6.35. pam_timestamp - authenticate using cached successful authentication attempts
pam_timestamp.so [ timestampdir=
directory ] [ timestamp_timeout=
number ] [ verbose ] [ debug ]
In a nutshell, pam_timestamp caches successful authentication attempts, and allows you to use a recent successful attempt as the basis for authentication. This is similar mechanism which is used in sudo .
When an application opens a session using pam_timestamp , a timestamp file is created in the timestampdir directory for the user. When an application attempts to authenticate the user, a pam_timestamp will treat a sufficiently recent timestamp file as grounds for succeeding.
- Specify an alternate directory where pam_timestamp creates timestamp files.
- How long should pam_timestamp treat timestamp as valid after their last modification date (in seconds). Default is 300 seconds.
- Attempt to inform the user when access is granted.
- Turns on debugging messages sent to syslog(3).
session module types are provided.
- The module was not able to retrieve the user name or no valid timestamp file was found.
- Everything was successful.
- Timestamp file could not be created or updated.
Users can get confused when they are not always asked for passwords when running a given program.
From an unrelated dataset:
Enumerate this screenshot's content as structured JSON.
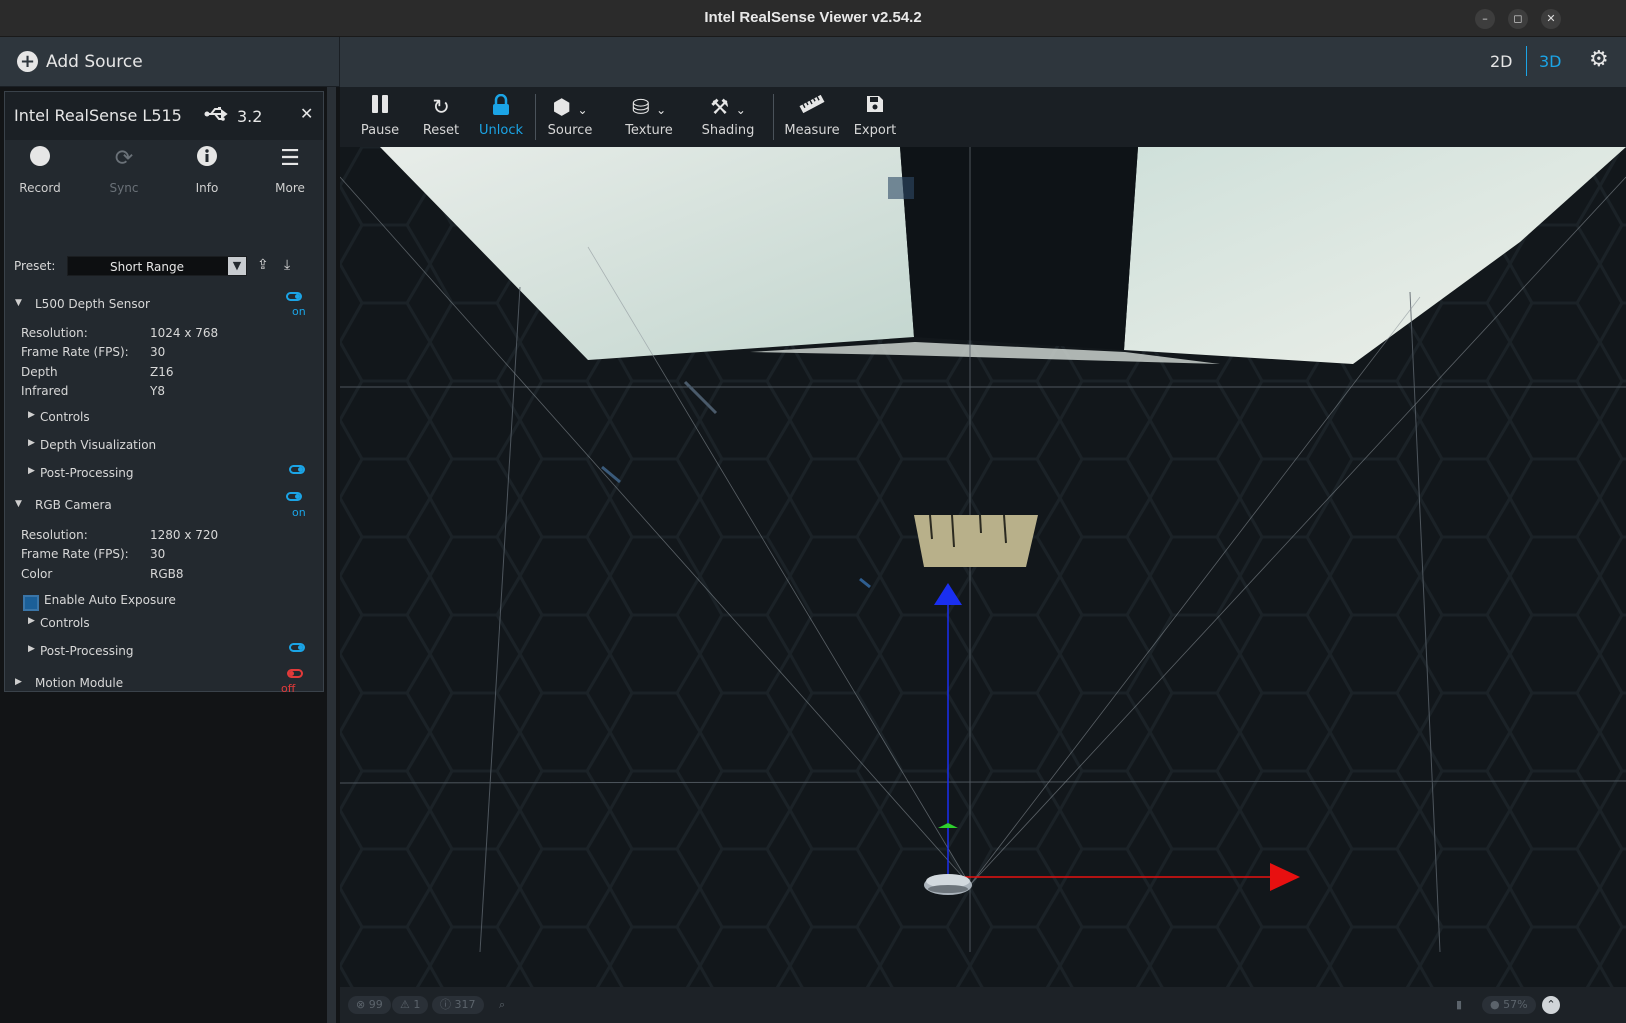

Some users reflexively begin typing information before noticing that it is not being asked for.
auth sufficient pam_timestamp.so verbose auth required pam_unix.so session required pam_unix.so session optional pam_timestamp.so
- timestamp files and directories
pam_timestamp was written by Nalin Dahyabhai.